Source records START
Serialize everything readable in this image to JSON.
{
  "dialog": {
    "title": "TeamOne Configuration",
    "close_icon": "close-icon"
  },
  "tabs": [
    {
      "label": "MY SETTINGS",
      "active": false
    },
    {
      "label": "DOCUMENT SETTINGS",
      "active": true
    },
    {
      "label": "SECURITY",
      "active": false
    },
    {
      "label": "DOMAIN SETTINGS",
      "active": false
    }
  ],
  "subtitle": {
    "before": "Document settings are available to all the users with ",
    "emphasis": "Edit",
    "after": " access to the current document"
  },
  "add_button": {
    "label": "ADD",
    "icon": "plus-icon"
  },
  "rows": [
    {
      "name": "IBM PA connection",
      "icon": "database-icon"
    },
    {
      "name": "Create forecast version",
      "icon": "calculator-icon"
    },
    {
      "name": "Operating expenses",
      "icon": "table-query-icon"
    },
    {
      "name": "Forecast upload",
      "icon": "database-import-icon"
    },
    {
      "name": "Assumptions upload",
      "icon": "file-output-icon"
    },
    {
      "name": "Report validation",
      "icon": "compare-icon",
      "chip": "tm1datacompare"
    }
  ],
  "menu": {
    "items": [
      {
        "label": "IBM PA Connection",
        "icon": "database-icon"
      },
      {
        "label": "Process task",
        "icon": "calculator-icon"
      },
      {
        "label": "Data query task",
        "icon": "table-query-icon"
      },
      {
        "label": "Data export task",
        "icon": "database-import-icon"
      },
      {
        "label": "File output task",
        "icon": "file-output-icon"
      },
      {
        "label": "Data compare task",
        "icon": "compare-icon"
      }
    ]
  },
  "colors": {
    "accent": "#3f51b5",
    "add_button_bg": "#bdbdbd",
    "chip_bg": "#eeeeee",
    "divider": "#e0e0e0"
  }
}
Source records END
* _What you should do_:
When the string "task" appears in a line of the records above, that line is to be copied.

* _Solved exercise_:
        "label": "Process task",
        "label": "Data query task",
        "label": "Data export task",
        "label": "File output task",
        "label": "Data compare task",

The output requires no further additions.